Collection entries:
------------------------------------
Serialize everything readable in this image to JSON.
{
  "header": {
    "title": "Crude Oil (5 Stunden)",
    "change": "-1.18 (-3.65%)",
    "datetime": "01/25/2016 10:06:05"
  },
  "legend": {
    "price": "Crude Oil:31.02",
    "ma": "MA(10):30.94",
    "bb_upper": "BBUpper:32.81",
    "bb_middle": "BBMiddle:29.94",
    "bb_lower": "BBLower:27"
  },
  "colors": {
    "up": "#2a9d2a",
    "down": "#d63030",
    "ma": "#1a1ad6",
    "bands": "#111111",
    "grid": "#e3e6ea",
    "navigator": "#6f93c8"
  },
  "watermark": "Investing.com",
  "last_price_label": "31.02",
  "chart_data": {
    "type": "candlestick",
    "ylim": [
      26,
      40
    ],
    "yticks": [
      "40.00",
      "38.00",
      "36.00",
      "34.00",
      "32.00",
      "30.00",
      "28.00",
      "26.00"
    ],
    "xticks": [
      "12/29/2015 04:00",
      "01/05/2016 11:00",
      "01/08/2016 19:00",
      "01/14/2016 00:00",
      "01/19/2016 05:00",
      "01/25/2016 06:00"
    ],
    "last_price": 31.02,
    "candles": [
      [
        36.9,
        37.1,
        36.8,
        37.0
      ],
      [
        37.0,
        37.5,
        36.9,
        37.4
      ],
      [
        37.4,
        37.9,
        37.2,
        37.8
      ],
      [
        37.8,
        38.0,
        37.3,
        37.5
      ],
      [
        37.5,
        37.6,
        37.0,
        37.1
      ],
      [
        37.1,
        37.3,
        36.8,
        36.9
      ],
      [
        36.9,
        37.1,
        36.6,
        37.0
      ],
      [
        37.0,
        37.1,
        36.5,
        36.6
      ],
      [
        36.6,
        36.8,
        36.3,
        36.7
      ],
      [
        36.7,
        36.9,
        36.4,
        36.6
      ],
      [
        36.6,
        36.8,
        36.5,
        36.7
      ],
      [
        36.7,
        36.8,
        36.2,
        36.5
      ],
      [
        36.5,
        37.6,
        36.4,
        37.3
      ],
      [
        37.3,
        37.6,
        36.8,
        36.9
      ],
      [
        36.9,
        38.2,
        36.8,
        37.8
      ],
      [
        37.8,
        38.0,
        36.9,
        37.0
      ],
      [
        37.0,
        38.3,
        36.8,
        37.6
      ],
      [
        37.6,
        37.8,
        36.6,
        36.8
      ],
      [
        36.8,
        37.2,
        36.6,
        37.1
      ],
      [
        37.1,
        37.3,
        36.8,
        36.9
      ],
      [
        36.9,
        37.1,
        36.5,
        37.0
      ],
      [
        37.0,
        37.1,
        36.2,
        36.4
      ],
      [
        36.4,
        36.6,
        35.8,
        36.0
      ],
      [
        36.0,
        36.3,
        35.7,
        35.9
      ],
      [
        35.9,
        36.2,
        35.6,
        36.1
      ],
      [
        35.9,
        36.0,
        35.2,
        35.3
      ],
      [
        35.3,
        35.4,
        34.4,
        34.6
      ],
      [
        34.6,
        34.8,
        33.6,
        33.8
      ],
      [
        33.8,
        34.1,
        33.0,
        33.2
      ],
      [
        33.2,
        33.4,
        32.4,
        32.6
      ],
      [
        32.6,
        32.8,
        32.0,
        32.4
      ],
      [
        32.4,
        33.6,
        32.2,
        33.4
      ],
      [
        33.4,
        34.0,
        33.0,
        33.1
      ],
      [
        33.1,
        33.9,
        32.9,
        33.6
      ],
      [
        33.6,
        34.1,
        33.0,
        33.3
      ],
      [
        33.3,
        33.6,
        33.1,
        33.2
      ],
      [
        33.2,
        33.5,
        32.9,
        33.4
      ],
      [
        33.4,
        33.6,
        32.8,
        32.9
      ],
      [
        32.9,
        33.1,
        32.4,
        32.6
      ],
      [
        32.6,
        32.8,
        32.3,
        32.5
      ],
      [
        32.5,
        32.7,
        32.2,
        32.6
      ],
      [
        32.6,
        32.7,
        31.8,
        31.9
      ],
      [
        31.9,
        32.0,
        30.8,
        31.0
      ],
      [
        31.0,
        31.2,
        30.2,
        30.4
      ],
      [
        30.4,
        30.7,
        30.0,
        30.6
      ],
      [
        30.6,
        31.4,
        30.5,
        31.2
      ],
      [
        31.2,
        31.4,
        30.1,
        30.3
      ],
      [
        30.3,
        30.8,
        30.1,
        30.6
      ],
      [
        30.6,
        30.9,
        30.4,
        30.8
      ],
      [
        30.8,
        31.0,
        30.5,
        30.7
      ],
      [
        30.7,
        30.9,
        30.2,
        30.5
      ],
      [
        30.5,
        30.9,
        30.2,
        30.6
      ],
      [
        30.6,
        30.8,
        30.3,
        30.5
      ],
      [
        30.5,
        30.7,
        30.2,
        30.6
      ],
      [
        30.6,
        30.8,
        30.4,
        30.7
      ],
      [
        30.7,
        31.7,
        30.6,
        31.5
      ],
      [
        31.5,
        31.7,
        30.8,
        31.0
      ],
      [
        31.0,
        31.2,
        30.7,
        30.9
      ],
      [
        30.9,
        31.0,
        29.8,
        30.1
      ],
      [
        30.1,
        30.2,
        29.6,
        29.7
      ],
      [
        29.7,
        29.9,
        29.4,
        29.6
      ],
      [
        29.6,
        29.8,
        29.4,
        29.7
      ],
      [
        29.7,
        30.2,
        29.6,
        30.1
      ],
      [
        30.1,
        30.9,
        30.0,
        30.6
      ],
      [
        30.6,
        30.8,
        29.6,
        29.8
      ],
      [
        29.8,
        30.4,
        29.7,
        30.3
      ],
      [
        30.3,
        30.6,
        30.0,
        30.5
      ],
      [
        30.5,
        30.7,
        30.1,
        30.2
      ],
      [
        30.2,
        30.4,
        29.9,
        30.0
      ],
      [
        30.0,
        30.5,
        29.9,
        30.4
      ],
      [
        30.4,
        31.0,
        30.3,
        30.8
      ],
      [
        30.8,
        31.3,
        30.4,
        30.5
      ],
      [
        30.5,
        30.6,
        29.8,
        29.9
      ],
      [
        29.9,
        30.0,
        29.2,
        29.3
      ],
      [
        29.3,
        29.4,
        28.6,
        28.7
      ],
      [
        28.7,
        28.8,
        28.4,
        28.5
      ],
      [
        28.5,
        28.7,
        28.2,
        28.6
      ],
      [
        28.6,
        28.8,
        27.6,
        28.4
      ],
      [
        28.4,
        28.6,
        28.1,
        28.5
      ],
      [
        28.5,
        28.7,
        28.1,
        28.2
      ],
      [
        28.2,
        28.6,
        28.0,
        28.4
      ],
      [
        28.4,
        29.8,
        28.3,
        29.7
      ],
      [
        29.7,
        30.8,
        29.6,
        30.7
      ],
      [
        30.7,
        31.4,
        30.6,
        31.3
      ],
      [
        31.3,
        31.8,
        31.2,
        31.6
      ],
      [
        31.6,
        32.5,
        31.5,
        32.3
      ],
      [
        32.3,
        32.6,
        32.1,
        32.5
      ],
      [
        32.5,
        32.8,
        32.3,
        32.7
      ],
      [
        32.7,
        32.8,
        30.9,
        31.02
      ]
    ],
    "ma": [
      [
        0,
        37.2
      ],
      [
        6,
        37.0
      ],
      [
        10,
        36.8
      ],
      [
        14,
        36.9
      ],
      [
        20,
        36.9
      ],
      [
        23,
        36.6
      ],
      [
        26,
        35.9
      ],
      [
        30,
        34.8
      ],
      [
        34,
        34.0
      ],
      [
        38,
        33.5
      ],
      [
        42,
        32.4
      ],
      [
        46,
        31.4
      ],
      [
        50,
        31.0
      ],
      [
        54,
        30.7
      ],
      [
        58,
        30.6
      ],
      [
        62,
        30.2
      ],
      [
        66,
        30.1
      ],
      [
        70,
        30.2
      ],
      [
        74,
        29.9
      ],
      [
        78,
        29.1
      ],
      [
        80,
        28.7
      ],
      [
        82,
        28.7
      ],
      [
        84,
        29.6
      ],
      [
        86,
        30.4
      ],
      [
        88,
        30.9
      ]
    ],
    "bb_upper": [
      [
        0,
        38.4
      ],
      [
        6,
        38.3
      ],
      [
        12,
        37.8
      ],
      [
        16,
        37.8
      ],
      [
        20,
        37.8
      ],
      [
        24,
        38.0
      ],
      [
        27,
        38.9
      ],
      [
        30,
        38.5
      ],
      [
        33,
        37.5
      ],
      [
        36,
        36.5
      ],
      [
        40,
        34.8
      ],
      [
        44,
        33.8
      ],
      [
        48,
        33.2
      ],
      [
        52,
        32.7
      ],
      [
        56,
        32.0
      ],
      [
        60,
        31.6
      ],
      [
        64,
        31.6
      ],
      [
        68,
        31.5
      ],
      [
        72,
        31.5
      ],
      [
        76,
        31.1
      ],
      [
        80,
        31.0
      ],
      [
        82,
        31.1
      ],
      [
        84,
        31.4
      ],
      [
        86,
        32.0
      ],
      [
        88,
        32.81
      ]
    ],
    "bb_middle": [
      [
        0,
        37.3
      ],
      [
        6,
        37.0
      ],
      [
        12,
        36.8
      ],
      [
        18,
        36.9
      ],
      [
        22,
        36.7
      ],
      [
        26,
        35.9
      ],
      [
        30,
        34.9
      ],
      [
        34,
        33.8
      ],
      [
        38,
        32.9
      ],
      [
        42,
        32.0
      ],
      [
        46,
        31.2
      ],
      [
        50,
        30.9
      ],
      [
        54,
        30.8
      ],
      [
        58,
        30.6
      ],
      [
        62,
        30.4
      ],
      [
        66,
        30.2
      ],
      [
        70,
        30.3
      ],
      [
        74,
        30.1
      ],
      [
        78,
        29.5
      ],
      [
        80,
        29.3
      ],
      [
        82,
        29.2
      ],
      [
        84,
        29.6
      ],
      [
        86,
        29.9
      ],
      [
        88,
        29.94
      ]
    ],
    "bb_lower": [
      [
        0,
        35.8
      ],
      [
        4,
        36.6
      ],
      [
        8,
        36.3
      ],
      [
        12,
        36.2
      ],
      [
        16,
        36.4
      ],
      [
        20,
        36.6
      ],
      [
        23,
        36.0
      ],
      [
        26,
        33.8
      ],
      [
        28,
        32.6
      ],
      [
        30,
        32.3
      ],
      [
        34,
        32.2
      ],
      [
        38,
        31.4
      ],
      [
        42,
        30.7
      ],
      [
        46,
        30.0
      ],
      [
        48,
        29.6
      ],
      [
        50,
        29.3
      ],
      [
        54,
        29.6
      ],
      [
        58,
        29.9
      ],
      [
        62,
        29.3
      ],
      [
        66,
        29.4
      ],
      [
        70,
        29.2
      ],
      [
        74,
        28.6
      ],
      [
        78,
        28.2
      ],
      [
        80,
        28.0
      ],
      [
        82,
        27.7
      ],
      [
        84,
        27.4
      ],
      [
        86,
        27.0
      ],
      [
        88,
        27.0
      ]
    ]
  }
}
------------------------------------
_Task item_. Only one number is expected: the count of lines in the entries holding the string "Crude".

_Answer to the exercise_. 2